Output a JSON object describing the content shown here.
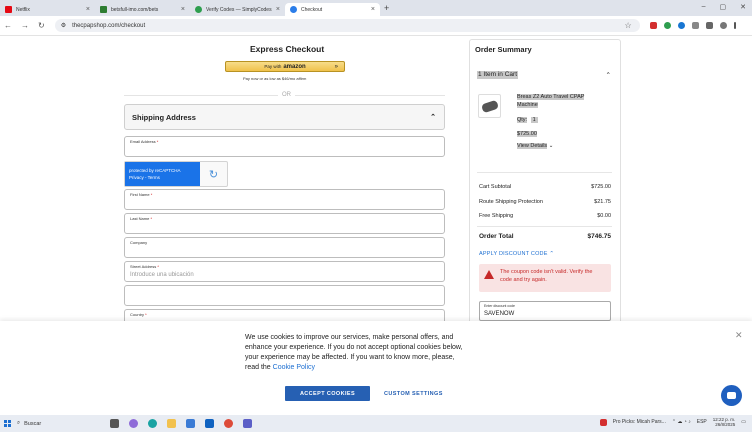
{
  "browser": {
    "tabs": [
      {
        "title": "Netflix",
        "color": "#e50914",
        "active": false
      },
      {
        "title": "betsfull-imo.com/bets",
        "color": "#2e7d32",
        "active": false
      },
      {
        "title": "Verify Codes — SimplyCodes",
        "color": "#2e9e4f",
        "active": false
      },
      {
        "title": "Checkout",
        "color": "#2b7de9",
        "active": true
      }
    ],
    "url": "thecpapshop.com/checkout",
    "new_tab": "+"
  },
  "checkout": {
    "express_title": "Express Checkout",
    "amazon_pay_prefix": "Pay with",
    "amazon_pay_brand": "amazon",
    "affirm_text": "Pay now or as low as $46/mo affirm",
    "or_text": "OR",
    "shipping_title": "Shipping Address",
    "fields": {
      "email": "Email Address",
      "first_name": "First Name",
      "last_name": "Last Name",
      "company": "Company",
      "street": "Street Address",
      "street_placeholder": "Introduce una ubicación",
      "country": "Country"
    },
    "required_mark": "*",
    "recaptcha_line1": "protected by reCAPTCHA",
    "recaptcha_line2": "Privacy - Terms"
  },
  "summary": {
    "title": "Order Summary",
    "cart_count": "1 Item in Cart",
    "product_name_line1": "Breas Z2 Auto Travel CPAP",
    "product_name_line2": "Machine",
    "qty_label": "Qty:",
    "qty_value": "1",
    "product_price": "$725.00",
    "view_details": "View Details",
    "rows": [
      {
        "label": "Cart Subtotal",
        "value": "$725.00"
      },
      {
        "label": "Route Shipping Protection",
        "value": "$21.75"
      },
      {
        "label": "Free Shipping",
        "value": "$0.00"
      }
    ],
    "order_total_label": "Order Total",
    "order_total_value": "$746.75",
    "apply_discount": "APPLY DISCOUNT CODE",
    "error_line1": "The coupon code isn't valid. Verify the",
    "error_line2": "code and try again.",
    "discount_label": "Enter discount code",
    "discount_value": "SAVENOW"
  },
  "cookie": {
    "line1": "We use cookies to improve our services, make personal offers, and",
    "line2": "enhance your experience. If you do not accept optional cookies below,",
    "line3": "your experience may be affected. If you want to know more, please,",
    "line4_prefix": "read the",
    "policy_link": "Cookie Policy",
    "accept": "ACCEPT COOKIES",
    "custom": "CUSTOM SETTINGS"
  },
  "taskbar": {
    "search": "Buscar",
    "news": "Pro Picks: Micah Pars...",
    "lang": "ESP",
    "time": "12:22 p. m.",
    "date": "26/8/2025"
  },
  "colors": {
    "accent": "#2660b3",
    "error": "#c62828",
    "link": "#1d6fd1"
  }
}
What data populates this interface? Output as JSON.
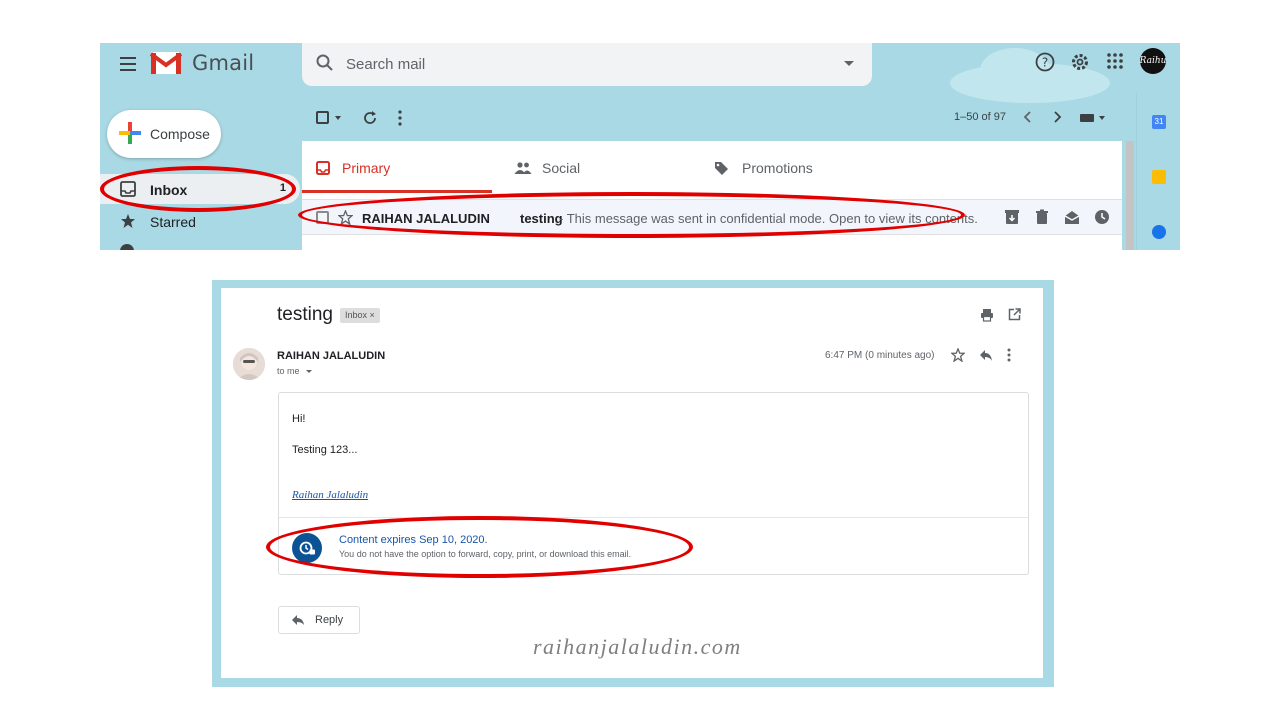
{
  "top": {
    "app_name": "Gmail",
    "search_placeholder": "Search mail",
    "compose_label": "Compose",
    "nav": [
      {
        "label": "Inbox",
        "count": "1"
      },
      {
        "label": "Starred"
      }
    ],
    "pagination": "1–50 of 97",
    "tabs": [
      {
        "label": "Primary"
      },
      {
        "label": "Social"
      },
      {
        "label": "Promotions"
      }
    ],
    "row": {
      "sender": "RAIHAN JALALUDIN",
      "subject": "testing",
      "snippet": " - This message was sent in confidential mode. Open to view its contents."
    },
    "calendar_day": "31",
    "avatar_text": "Raihu"
  },
  "email": {
    "subject": "testing",
    "label_chip": "Inbox ×",
    "sender": "RAIHAN JALALUDIN",
    "recipient": "to me",
    "time": "6:47 PM (0 minutes ago)",
    "body": [
      "Hi!",
      "Testing 123..."
    ],
    "signature": "Raihan Jalaludin",
    "expiry_title": "Content expires Sep 10, 2020.",
    "expiry_note": "You do not have the option to forward, copy, print, or download this email.",
    "reply_label": "Reply"
  },
  "watermark": "raihanjalaludin.com",
  "colors": {
    "accent_red": "#d93025",
    "annotation_red": "#e00000",
    "background_blue": "#a9d9e4",
    "link_blue": "#1a55a7"
  }
}
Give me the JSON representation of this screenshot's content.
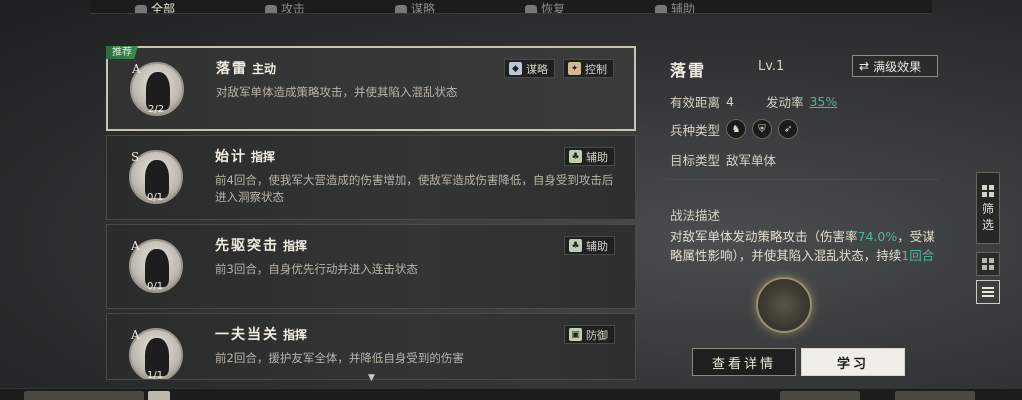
{
  "tabs": [
    {
      "label": "全部",
      "icon": "all-icon",
      "active": true
    },
    {
      "label": "攻击",
      "icon": "sword-icon",
      "active": false
    },
    {
      "label": "谋略",
      "icon": "scroll-icon",
      "active": false
    },
    {
      "label": "恢复",
      "icon": "heal-icon",
      "active": false
    },
    {
      "label": "辅助",
      "icon": "support-icon",
      "active": false
    }
  ],
  "skills": [
    {
      "badge": "推荐",
      "grade": "A",
      "count": "2/2",
      "name": "落雷",
      "kind": "主动",
      "desc": "对敌军单体造成策略攻击，并使其陷入混乱状态",
      "tags": [
        {
          "label": "谋略",
          "icon": "strategy-icon"
        },
        {
          "label": "控制",
          "icon": "control-icon"
        }
      ]
    },
    {
      "grade": "S",
      "count": "0/1",
      "name": "始计",
      "kind": "指挥",
      "desc": "前4回合，使我军大营造成的伤害增加，使敌军造成伤害降低，自身受到攻击后进入洞察状态",
      "tags": [
        {
          "label": "辅助",
          "icon": "support-tag-icon"
        }
      ]
    },
    {
      "grade": "A",
      "count": "0/1",
      "name": "先驱突击",
      "kind": "指挥",
      "desc": "前3回合，自身优先行动并进入连击状态",
      "tags": [
        {
          "label": "辅助",
          "icon": "support-tag-icon"
        }
      ]
    },
    {
      "grade": "A",
      "count": "1/1",
      "name": "一夫当关",
      "kind": "指挥",
      "desc": "前2回合，援护友军全体，并降低自身受到的伤害",
      "tags": [
        {
          "label": "防御",
          "icon": "defense-icon"
        }
      ]
    }
  ],
  "detail": {
    "name": "落雷",
    "level": "Lv.1",
    "max_effect_label": "满级效果",
    "range_label": "有效距离",
    "range_value": "4",
    "rate_label": "发动率",
    "rate_value": "35%",
    "troop_label": "兵种类型",
    "target_label": "目标类型",
    "target_value": "敌军单体",
    "desc_title": "战法描述",
    "desc_part1": "对敌军单体发动策略攻击（伤害率",
    "desc_rate": "74.0%",
    "desc_part2": "，受谋略属性影响），并使其陷入混乱状态，持续",
    "desc_turns": "1回合",
    "view_detail_label": "查看详情",
    "learn_label": "学习"
  },
  "side": {
    "filter_label_1": "筛",
    "filter_label_2": "选"
  }
}
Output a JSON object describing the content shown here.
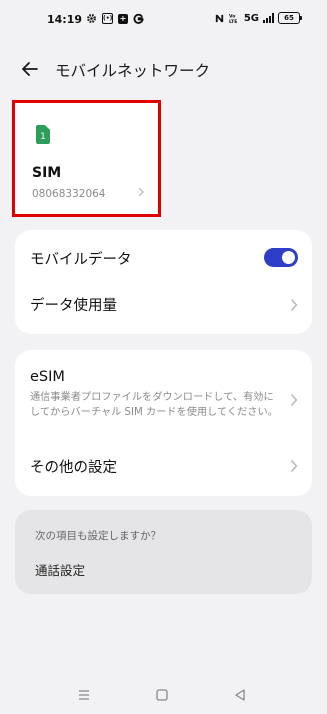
{
  "status_bar": {
    "time": "14:19",
    "network": "5G",
    "battery": "65"
  },
  "header": {
    "title": "モバイルネットワーク"
  },
  "sim": {
    "icon_label": "1",
    "name": "SIM",
    "number": "08068332064"
  },
  "mobile_section": {
    "mobile_data_label": "モバイルデータ",
    "mobile_data_on": true,
    "data_usage_label": "データ使用量"
  },
  "esim_section": {
    "title": "eSIM",
    "description": "通信事業者プロファイルをダウンロードして、有効にしてからバーチャル SIM カードを使用してください。",
    "other_settings_label": "その他の設定"
  },
  "suggestions": {
    "heading": "次の項目も設定しますか？",
    "item": "通話設定"
  },
  "colors": {
    "accent": "#2d3ec7",
    "sim_icon": "#2e9d5a",
    "highlight_border": "#e00000"
  }
}
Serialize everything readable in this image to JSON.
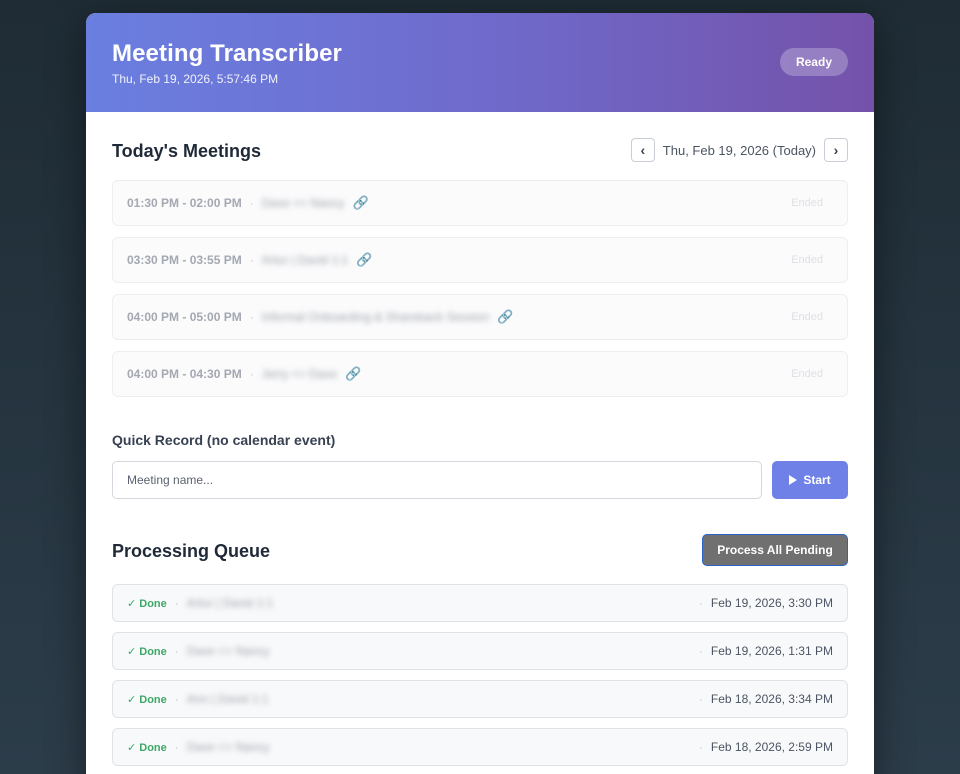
{
  "header": {
    "title": "Meeting Transcriber",
    "datetime": "Thu, Feb 19, 2026, 5:57:46 PM",
    "status": "Ready"
  },
  "meetings": {
    "title": "Today's Meetings",
    "nav": {
      "prev": "‹",
      "next": "›",
      "date": "Thu, Feb 19, 2026 (Today)"
    },
    "items": [
      {
        "time": "01:30 PM - 02:00 PM",
        "name": "Dave <> Nancy",
        "status": "Ended"
      },
      {
        "time": "03:30 PM - 03:55 PM",
        "name": "Artur | David 1:1",
        "status": "Ended"
      },
      {
        "time": "04:00 PM - 05:00 PM",
        "name": "Informal Onboarding & Shareback Session",
        "status": "Ended"
      },
      {
        "time": "04:00 PM - 04:30 PM",
        "name": "Jerry <> Dave",
        "status": "Ended"
      }
    ],
    "separator": "·",
    "link_icon": "🔗"
  },
  "quick_record": {
    "title": "Quick Record (no calendar event)",
    "placeholder": "Meeting name...",
    "start_label": "Start"
  },
  "queue": {
    "title": "Processing Queue",
    "process_all_label": "Process All Pending",
    "separator": "·",
    "items": [
      {
        "status": "✓ Done",
        "name": "Artur | David 1:1",
        "date": "Feb 19, 2026, 3:30 PM"
      },
      {
        "status": "✓ Done",
        "name": "Dave <> Nancy",
        "date": "Feb 19, 2026, 1:31 PM"
      },
      {
        "status": "✓ Done",
        "name": "Ann | David 1:1",
        "date": "Feb 18, 2026, 3:34 PM"
      },
      {
        "status": "✓ Done",
        "name": "Dave <> Nancy",
        "date": "Feb 18, 2026, 2:59 PM"
      }
    ]
  },
  "colors": {
    "header_start": "#6a7fe0",
    "header_end": "#7452aa",
    "accent": "#6f80e6",
    "done": "#3fa866"
  }
}
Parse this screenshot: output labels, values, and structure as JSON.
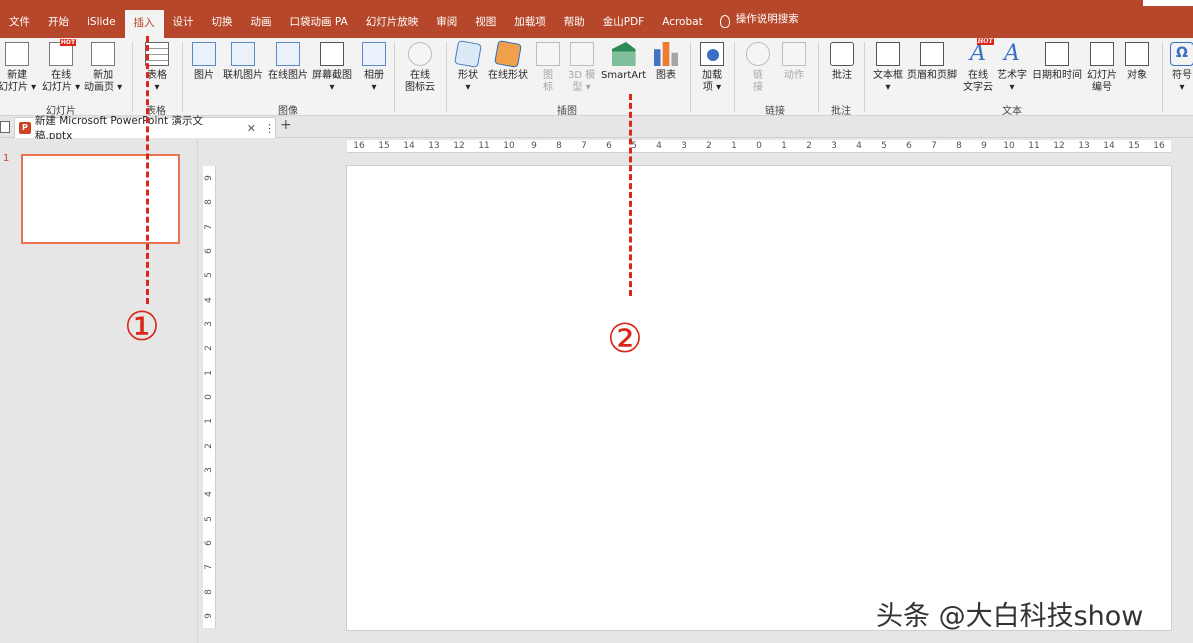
{
  "tabs": [
    "文件",
    "开始",
    "iSlide",
    "插入",
    "设计",
    "切换",
    "动画",
    "口袋动画 PA",
    "幻灯片放映",
    "审阅",
    "视图",
    "加载项",
    "帮助",
    "金山PDF",
    "Acrobat"
  ],
  "active_tab_index": 3,
  "search_label": "操作说明搜索",
  "ribbon": {
    "new_slide": [
      "新建",
      "幻灯片 ▾"
    ],
    "online_slide": [
      "在线",
      "幻灯片 ▾"
    ],
    "new_anim_page": [
      "新加",
      "动画页 ▾"
    ],
    "group_slides": "幻灯片",
    "table": [
      "表格",
      "▾"
    ],
    "group_table": "表格",
    "picture": "图片",
    "online_picture_lib": "联机图片",
    "online_picture": "在线图片",
    "screenshot": [
      "屏幕截图",
      "▾"
    ],
    "album": [
      "相册",
      "▾"
    ],
    "group_images": "图像",
    "online_icon_cloud": [
      "在线",
      "图标云"
    ],
    "shapes": [
      "形状",
      "▾"
    ],
    "online_shapes": "在线形状",
    "icons": [
      "图",
      "标"
    ],
    "model_3d": [
      "3D 模",
      "型 ▾"
    ],
    "smartart": "SmartArt",
    "chart": "图表",
    "group_illustrations": "插图",
    "addins": [
      "加载",
      "项 ▾"
    ],
    "link": [
      "链",
      "接"
    ],
    "action": "动作",
    "group_links": "链接",
    "comment": "批注",
    "group_comments": "批注",
    "textbox": [
      "文本框",
      "▾"
    ],
    "header_footer": "页眉和页脚",
    "online_text_cloud": [
      "在线",
      "文字云"
    ],
    "wordart": [
      "艺术字",
      "▾"
    ],
    "date_time": "日期和时间",
    "slide_number": [
      "幻灯片",
      "编号"
    ],
    "object": "对象",
    "group_text": "文本",
    "symbol": [
      "符号",
      "▾"
    ],
    "hot_badge": "HOT"
  },
  "document": {
    "tab_title": "新建 Microsoft PowerPoint 演示文稿.pptx",
    "close_glyph": "✕",
    "more_glyph": "⋮",
    "add_glyph": "+",
    "app_badge": "P"
  },
  "thumbnail": {
    "number": "1"
  },
  "hruler_labels": [
    "16",
    "15",
    "14",
    "13",
    "12",
    "11",
    "10",
    "9",
    "8",
    "7",
    "6",
    "5",
    "4",
    "3",
    "2",
    "1",
    "0",
    "1",
    "2",
    "3",
    "4",
    "5",
    "6",
    "7",
    "8",
    "9",
    "10",
    "11",
    "12",
    "13",
    "14",
    "15",
    "16"
  ],
  "vruler_labels": [
    "9",
    "8",
    "7",
    "6",
    "5",
    "4",
    "3",
    "2",
    "1",
    "0",
    "1",
    "2",
    "3",
    "4",
    "5",
    "6",
    "7",
    "8",
    "9"
  ],
  "annotations": {
    "marker_1": "①",
    "marker_2": "②"
  },
  "watermark": "头条 @大白科技show",
  "colors": {
    "accent": "#b7472a",
    "annotation": "#d9281a",
    "thumb_border": "#e8734f"
  }
}
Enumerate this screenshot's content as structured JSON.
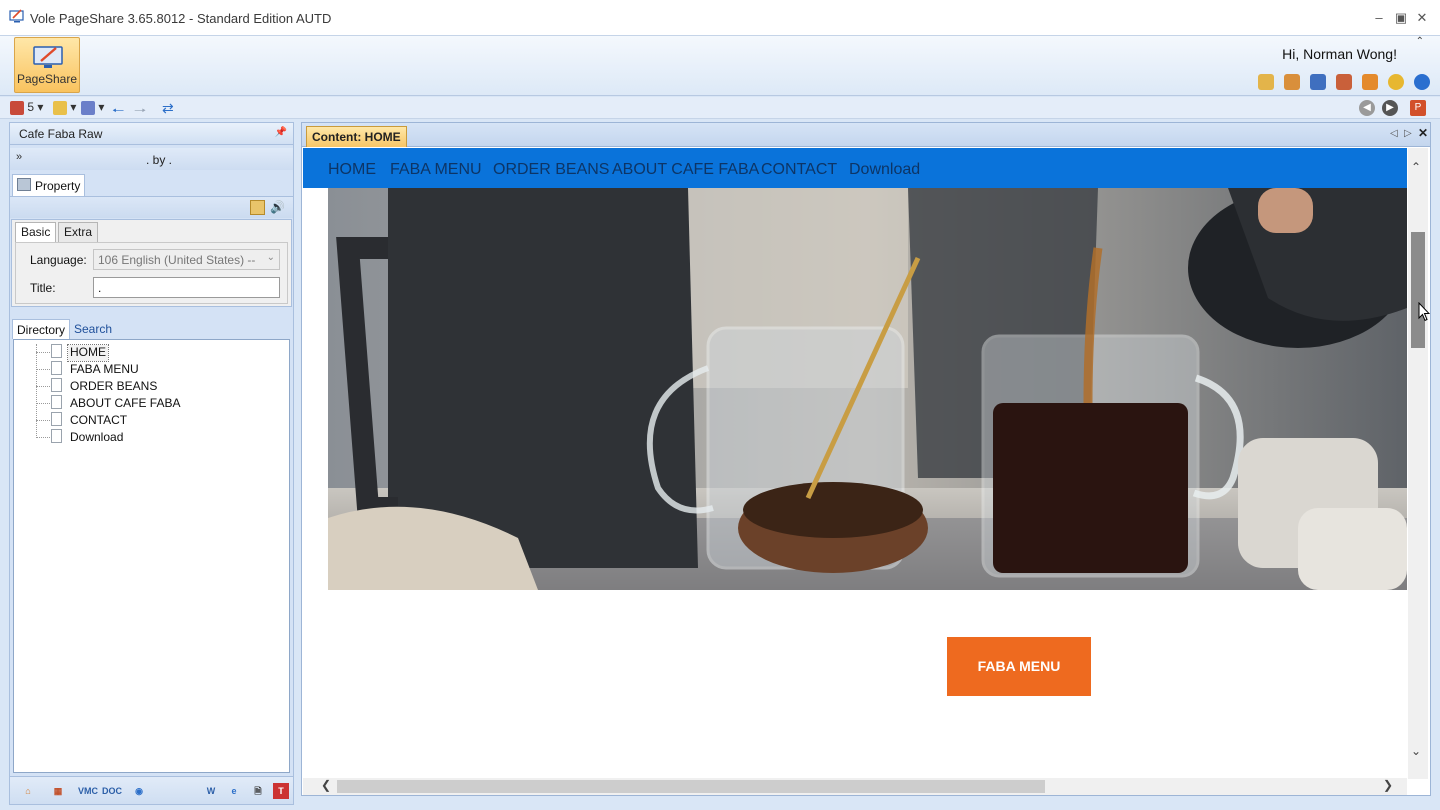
{
  "window": {
    "title": "Vole PageShare  3.65.8012 - Standard Edition AUTD"
  },
  "ribbon": {
    "pageshare_label": "PageShare",
    "greeting": "Hi, Norman Wong!"
  },
  "toolbar": {
    "count": "5"
  },
  "left_panel": {
    "header": "Cafe Faba Raw",
    "subtitle": ". by .",
    "property_tab": "Property",
    "tabs": {
      "basic": "Basic",
      "extra": "Extra"
    },
    "language_label": "Language:",
    "language_value": "106 English (United States) --",
    "title_label": "Title:",
    "title_value": ".",
    "dir_tabs": {
      "directory": "Directory",
      "search": "Search"
    },
    "tree": [
      {
        "label": "HOME"
      },
      {
        "label": "FABA MENU"
      },
      {
        "label": "ORDER BEANS"
      },
      {
        "label": "ABOUT CAFE FABA"
      },
      {
        "label": "CONTACT"
      },
      {
        "label": "Download"
      }
    ]
  },
  "content": {
    "tab_title": "Content: HOME",
    "nav": [
      "HOME",
      "FABA MENU",
      "ORDER BEANS",
      "ABOUT CAFE FABA",
      "CONTACT",
      "Download"
    ],
    "cta_label": "FABA MENU"
  },
  "colors": {
    "nav_bg": "#0a73da",
    "nav_text": "#0d3566",
    "cta_bg": "#ee6a1f",
    "tab_active": "#f7c667"
  }
}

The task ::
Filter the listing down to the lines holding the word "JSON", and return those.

Result for this task ::
Output a JSON object describing the content shown here.
What data populates this interface? Output as JSON.
Give me the JSON representation of this screenshot's content.
Output a JSON object describing the content shown here.
Serialize everything readable in this image to JSON.
Parse this screenshot: output labels, values, and structure as JSON.
Enumerate this screenshot's content as structured JSON.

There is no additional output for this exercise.